Making your own body care products is an empowering activity. It allows you to be an artist, creating and blending ingredients to make a finished product that is tailored to your own body’s unique needs. I have a lovely recipe that I use to make my own floral waters and have been using it for years. I came across it in one of Rosemary Gladstar’s books. She is one of those people I like to refer to as an “herbal revivalist”. A truly gifted and intellectual herbalist, Rosemary helped bring plant wisdom and herbal awareness to the Western world through education and availability of high quality herbs and related products. Some examples of her contributions are Mountain Rose Herbs, Traditional Medicinals and The California School of Herbal Studies (one of my alma maters).

I will use roses as an example in this recipe, but you can use other plant material such as rose geranium leaves, calendula petals or lavender. My rose bush is just starting to bloom. I hope you enjoy this recipe as much a…

Violets! Violets! Violets!

I found this great recipe in a gardening magazine, how to make your own homemade violet syrup! The ultimate goal for me is to use the syrup to make violet-lemon spritzers, which is a perfect spring cocktail.
The wood violet is the Wisconsin state flower and creates a lovely carpet of purple in May. Violets have a delicate, floral scent and are very cheery in appearance.
Also mentioned is that the method of making syrup from violets is centuries-old.  A recipe taken from Hannah Woolley's Queen-Like Closet (written circa 1692) reads as follows "Take violets clipped every ounce of violets take two ounces of water, so steep them upon embers till the water be as blew as a violet..."

2 1/4 cup loosely packed fresh purple violet blossoms, stems removed
4-5 strips of lemon zest (size should be 1 inch by 1/2 inch)
1 cup boiling water
2/3 cup granulated sugar
1 Tbsp. light corn syrup

Make sure violets are clean. Add violets and lemon strips in a 4-5 cup heatproof bowl. …

Growing Indoors

My tomatoes are getting huge! I've already repotted them about 2 weeks ago and they will need to be repotted again very soon, maybe this weekend. As soon as the end of May hits, I want to make sure that all of my home-grown veggies and herbs are ready to go in the ground. Some other things I've been growing include basil, cilantro, parsley and zucchini.
In my salad table, the arugula and lettuce is coming up nicely. The ventilated plastic is working well to keep moisture and heat in. I've had to keep it on at night because the temperatures get close to freezing.

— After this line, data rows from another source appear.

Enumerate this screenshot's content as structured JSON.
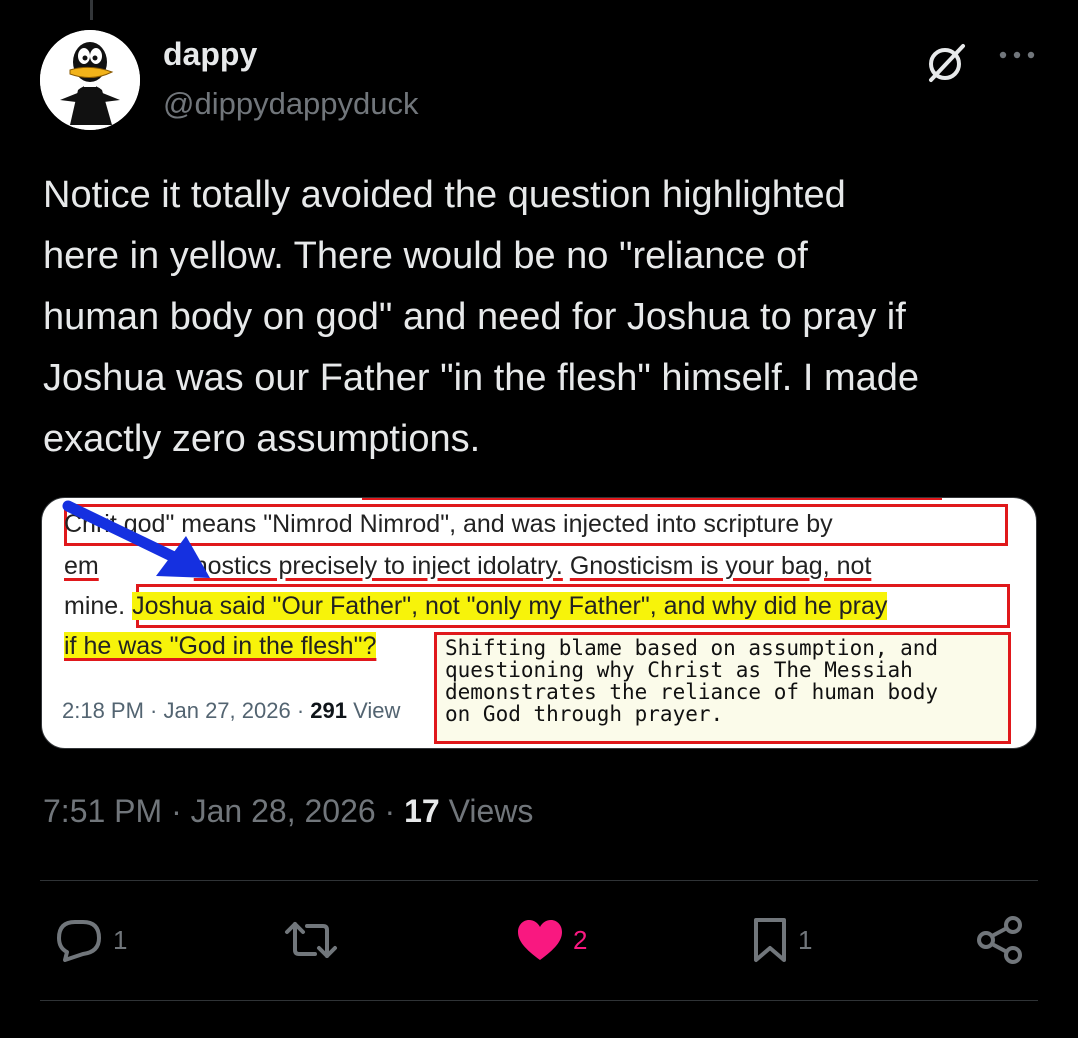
{
  "author": {
    "display_name": "dappy",
    "handle": "@dippydappyduck"
  },
  "tweet": {
    "text": "Notice it totally avoided the question highlighted\nhere in yellow. There would be no \"reliance of\nhuman body on god\" and need for Joshua to pray if\nJoshua was our Father \"in the flesh\" himself. I made\nexactly zero assumptions.",
    "time": "7:51 PM",
    "date": "Jan 28, 2026",
    "views_count": "17",
    "views_label": "Views"
  },
  "media": {
    "line1_a": "t god\" means \"Nimrod Nimrod\", and was injected  into scripture by",
    "line1_b": "Chri",
    "line2_a": "em",
    "line2_b": "nostics precisely to inject idolatry.",
    "line2_c": "Gnosticism is your bag, not",
    "line3_a": "mine.",
    "line3_b": "Joshua said \"Our Father\", not \"only my Father\", and why did he pray",
    "line4_a": "if he was \"God in the flesh\"?",
    "small_time": "2:18 PM · Jan 27, 2026 · ",
    "small_views_count": "291",
    "small_views_label": " View",
    "reply_text": "Shifting blame based on assumption, and\nquestioning why Christ as The Messiah\ndemonstrates the reliance of human body\non God through prayer."
  },
  "actions": {
    "replies": "1",
    "reposts": "",
    "likes": "2",
    "bookmarks": "1"
  },
  "colors": {
    "like": "#f91880",
    "muted": "#71767b",
    "highlight": "#f7f30a",
    "annotation_red": "#e0181b",
    "arrow_blue": "#1530e0"
  },
  "icons": [
    "grok-icon",
    "more-icon",
    "reply-icon",
    "repost-icon",
    "like-icon",
    "bookmark-icon",
    "share-icon"
  ]
}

Springtime Surprises in the Garden

It has been an unseasonably cold winter here in the Great Lakes area. It is early April and I was able to get in the garden this past weekend and get it cleaned up. The garlic, daffodils and tulips are starting to come up. I saw some stinging nettle peeking out of the soil as well. I prepped my salad table and a few pots for planting seeds (I am being optimistic and going to start arugula and lettuce in the salad table this week) which I plan on using ventilated plastic at night to keep the heat in when the temperatures dip below freezing.
I have two clumps of snowbells in the backyard. In previous years they have been up by the end of January. This year they were not up until the end of March and aren't nearly as tall as last year. I also found what I believe to be a mushroom called dead man's fingers (Xylaria polymorphs) along the fence line, which I have never seen in the yard.